Prior to Uber, some students would select a designated driver to transport them in situations where alcohol was involved, including Jane and her friends.

“A lot of times we would just always have a designated driver,” Jane said, “and we still do that a lot, but Uber is sometimes just more convenient if everyone wants to drink.”

However, there is tension as to whether Uber may be a wholly positive thing, as it is essentially making it easier for teenagers to consume alcohol.

Drinking is now not an inconvenience for students, as Uber relieves the responsibility of driving that would sometimes keep someone from drinking alcohol.

Cooper recognizes both the positive and negative effects of the availibility of Uber on students’ behaviors.

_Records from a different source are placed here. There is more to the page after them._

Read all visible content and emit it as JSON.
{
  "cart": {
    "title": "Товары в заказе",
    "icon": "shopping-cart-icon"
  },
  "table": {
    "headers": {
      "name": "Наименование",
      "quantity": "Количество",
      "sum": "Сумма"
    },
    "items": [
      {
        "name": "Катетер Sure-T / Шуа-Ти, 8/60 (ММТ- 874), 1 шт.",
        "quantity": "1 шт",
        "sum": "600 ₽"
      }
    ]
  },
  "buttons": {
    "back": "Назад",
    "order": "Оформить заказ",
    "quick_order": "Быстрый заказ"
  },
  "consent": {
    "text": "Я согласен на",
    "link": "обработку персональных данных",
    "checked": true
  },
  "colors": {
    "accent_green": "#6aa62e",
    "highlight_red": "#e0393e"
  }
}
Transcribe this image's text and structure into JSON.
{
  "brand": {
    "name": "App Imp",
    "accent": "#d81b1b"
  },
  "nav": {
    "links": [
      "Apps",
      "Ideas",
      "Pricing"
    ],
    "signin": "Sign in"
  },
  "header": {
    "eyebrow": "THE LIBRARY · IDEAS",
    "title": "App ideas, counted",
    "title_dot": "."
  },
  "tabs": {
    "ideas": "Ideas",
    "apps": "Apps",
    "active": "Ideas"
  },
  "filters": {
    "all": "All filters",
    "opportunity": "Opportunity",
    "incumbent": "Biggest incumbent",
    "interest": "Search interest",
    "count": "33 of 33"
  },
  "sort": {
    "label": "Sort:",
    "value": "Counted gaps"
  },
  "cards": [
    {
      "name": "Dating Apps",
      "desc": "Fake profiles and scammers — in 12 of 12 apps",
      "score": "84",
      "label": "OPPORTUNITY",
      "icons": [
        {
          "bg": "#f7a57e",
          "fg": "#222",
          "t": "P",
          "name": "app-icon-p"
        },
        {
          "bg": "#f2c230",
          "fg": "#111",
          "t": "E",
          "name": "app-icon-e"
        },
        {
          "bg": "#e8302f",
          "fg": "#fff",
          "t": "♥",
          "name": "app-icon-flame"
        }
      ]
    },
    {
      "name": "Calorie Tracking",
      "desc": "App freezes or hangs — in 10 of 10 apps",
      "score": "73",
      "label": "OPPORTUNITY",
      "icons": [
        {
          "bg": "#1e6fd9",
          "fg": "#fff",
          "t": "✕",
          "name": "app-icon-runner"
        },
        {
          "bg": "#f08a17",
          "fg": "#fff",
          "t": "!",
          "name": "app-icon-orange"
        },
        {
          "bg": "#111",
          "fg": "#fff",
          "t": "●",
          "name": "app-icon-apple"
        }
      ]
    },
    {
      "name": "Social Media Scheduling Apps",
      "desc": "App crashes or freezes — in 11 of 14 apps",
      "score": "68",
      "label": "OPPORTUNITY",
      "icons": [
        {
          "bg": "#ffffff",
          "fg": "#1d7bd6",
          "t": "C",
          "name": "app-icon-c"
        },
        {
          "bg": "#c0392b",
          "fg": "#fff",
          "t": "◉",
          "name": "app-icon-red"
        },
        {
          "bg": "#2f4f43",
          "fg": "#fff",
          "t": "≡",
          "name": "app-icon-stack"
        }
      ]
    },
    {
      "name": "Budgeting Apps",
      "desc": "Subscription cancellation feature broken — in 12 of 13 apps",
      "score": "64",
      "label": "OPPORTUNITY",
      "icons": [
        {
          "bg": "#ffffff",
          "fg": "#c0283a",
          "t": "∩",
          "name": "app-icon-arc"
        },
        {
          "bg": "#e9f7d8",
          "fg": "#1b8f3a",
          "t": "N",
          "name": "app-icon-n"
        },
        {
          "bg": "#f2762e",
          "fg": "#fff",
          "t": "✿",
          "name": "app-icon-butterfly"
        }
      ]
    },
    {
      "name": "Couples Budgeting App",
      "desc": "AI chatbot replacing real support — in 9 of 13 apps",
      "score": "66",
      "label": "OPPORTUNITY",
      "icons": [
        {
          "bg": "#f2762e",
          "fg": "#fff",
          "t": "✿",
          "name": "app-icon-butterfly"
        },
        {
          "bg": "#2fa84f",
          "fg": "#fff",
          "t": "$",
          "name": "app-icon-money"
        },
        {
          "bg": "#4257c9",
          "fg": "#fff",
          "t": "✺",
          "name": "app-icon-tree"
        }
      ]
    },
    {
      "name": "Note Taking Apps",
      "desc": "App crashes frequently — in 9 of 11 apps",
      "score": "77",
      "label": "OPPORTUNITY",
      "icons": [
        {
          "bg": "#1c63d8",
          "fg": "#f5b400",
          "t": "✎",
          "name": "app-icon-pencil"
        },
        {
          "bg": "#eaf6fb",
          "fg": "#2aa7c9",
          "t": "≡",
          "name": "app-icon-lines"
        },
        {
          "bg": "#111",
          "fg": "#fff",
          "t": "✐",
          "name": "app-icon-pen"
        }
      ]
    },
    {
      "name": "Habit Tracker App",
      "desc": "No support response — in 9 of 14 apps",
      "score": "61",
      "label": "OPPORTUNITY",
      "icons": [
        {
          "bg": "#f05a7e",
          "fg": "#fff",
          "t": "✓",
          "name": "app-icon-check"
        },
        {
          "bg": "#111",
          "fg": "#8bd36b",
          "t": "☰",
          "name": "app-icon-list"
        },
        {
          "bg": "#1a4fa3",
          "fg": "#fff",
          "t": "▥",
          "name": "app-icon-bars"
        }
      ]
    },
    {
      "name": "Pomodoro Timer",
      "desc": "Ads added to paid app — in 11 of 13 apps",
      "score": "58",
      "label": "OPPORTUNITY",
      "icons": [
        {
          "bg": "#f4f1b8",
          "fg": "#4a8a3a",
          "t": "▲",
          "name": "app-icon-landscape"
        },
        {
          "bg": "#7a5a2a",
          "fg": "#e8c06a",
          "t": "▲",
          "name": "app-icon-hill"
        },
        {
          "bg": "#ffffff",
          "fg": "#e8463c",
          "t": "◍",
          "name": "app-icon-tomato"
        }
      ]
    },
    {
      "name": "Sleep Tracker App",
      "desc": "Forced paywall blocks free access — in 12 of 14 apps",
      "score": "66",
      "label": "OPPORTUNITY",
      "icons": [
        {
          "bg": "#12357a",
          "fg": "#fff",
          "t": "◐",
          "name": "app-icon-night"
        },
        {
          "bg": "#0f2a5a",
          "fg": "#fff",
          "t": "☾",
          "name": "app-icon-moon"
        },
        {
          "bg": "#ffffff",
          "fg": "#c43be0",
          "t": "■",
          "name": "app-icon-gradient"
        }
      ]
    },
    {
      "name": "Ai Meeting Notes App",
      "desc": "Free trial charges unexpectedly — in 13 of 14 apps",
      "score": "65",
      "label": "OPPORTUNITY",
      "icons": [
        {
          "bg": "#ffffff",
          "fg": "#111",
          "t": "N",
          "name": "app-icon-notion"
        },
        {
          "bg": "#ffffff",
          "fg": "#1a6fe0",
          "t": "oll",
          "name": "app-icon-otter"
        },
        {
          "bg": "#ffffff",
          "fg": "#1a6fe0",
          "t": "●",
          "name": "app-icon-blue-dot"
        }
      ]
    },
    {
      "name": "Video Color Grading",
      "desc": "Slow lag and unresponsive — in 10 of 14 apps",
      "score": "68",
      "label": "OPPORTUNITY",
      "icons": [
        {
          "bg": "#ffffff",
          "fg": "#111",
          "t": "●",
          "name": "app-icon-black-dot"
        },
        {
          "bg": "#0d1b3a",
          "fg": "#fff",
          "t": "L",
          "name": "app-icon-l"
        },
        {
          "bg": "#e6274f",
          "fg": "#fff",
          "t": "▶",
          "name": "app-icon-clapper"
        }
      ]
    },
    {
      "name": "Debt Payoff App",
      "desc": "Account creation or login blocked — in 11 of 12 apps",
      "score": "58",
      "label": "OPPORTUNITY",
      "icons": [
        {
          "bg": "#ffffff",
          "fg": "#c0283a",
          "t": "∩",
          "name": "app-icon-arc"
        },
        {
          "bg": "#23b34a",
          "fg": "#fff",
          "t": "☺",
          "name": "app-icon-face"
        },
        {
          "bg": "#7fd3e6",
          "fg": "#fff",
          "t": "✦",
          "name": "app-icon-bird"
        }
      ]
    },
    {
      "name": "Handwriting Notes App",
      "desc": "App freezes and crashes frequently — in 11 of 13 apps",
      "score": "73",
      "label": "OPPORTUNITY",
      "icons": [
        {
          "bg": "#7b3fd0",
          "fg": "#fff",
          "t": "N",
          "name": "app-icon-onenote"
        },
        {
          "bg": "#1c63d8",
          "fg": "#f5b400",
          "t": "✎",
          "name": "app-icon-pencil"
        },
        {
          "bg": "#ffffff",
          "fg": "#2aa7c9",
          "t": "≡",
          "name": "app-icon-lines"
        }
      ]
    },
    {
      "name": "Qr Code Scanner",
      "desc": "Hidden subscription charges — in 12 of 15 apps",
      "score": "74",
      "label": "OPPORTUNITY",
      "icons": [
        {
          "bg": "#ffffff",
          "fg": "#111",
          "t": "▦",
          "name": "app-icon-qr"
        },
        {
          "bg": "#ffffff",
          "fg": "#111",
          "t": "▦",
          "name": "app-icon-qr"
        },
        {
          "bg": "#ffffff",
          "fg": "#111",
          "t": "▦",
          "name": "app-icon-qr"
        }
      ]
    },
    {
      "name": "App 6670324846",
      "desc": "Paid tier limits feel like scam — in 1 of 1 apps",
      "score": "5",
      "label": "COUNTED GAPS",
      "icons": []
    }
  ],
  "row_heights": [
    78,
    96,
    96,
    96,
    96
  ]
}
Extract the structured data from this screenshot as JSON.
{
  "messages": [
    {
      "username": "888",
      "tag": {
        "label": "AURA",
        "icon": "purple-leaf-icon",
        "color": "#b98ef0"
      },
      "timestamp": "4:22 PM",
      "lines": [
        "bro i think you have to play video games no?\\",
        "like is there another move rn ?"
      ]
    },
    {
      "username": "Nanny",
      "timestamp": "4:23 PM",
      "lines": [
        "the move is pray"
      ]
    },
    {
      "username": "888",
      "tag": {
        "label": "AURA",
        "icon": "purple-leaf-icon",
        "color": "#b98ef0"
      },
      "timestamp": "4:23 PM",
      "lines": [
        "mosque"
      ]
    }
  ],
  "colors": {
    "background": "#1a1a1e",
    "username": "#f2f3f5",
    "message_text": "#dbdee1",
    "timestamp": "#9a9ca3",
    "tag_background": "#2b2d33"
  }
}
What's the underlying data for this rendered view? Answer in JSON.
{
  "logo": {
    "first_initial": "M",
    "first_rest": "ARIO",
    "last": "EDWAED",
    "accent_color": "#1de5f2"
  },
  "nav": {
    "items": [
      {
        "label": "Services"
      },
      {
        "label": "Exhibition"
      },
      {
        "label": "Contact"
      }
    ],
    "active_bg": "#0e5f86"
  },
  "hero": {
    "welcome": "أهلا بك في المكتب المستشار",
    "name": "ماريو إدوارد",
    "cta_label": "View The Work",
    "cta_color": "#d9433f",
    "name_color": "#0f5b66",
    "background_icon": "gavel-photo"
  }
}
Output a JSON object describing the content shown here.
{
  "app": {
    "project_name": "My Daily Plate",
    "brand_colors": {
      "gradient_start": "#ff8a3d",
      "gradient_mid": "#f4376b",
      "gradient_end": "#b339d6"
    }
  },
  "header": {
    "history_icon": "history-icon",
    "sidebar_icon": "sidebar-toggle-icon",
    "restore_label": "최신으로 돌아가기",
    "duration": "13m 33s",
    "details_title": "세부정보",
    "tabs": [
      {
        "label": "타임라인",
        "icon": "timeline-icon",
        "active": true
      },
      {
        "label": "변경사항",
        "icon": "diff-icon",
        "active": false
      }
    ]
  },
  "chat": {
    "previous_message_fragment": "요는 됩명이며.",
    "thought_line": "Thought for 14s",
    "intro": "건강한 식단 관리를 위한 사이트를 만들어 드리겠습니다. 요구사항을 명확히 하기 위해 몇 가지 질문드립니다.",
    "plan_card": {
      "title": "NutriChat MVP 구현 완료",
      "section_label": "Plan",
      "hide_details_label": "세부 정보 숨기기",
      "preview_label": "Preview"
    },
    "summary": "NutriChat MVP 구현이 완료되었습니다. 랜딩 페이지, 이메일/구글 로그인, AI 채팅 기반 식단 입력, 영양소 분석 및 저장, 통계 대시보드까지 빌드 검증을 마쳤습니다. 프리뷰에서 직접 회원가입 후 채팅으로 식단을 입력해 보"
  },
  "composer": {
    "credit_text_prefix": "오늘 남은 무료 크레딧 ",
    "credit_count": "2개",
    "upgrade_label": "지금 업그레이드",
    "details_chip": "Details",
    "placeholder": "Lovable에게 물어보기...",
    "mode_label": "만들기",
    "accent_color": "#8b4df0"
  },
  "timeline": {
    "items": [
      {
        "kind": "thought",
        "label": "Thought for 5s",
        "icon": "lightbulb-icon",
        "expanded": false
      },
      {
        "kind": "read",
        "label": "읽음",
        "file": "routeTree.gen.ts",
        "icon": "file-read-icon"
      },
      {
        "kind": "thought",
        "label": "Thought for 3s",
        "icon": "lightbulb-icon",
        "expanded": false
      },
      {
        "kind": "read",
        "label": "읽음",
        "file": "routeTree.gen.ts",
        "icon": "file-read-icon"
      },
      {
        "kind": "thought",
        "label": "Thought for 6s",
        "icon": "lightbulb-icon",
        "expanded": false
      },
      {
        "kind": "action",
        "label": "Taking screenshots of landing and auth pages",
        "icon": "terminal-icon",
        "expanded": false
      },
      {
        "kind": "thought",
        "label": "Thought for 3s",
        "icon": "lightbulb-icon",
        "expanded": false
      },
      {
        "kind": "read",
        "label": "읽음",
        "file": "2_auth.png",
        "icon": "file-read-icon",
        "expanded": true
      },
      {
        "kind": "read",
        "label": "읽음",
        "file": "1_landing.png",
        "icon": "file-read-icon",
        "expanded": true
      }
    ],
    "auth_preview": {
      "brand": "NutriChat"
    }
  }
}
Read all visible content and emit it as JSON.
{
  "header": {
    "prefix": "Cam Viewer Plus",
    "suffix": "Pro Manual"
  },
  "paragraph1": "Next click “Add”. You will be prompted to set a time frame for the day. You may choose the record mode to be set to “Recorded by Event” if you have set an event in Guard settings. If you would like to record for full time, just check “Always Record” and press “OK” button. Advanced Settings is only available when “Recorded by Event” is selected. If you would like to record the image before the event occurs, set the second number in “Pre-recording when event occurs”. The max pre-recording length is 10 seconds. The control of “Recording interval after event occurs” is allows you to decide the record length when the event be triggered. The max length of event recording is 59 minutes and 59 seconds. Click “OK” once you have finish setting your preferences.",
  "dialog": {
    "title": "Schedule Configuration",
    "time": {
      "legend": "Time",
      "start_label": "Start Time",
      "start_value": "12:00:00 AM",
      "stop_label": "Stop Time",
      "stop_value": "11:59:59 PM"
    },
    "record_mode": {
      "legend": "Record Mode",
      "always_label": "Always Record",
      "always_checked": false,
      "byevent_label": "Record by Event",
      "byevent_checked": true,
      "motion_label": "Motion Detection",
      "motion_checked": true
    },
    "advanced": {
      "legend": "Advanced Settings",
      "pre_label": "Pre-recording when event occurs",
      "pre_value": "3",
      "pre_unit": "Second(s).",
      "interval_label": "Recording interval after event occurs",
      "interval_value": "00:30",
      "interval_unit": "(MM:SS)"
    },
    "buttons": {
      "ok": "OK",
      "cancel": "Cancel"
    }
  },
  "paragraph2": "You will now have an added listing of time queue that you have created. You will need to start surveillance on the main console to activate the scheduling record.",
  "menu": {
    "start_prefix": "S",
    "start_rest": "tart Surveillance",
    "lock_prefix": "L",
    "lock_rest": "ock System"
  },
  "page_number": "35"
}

“I know for most people who go to campus or bars [Uber] is the alternative to drinking and driving. Obviously there’s good and bad things about that,” Cooper said. “For one, drinking and driving is very dangerous and this decreases the risk of accidents but [people] who use Uber as that alternative [at UAHS] are underage, which is another main issue in our school.”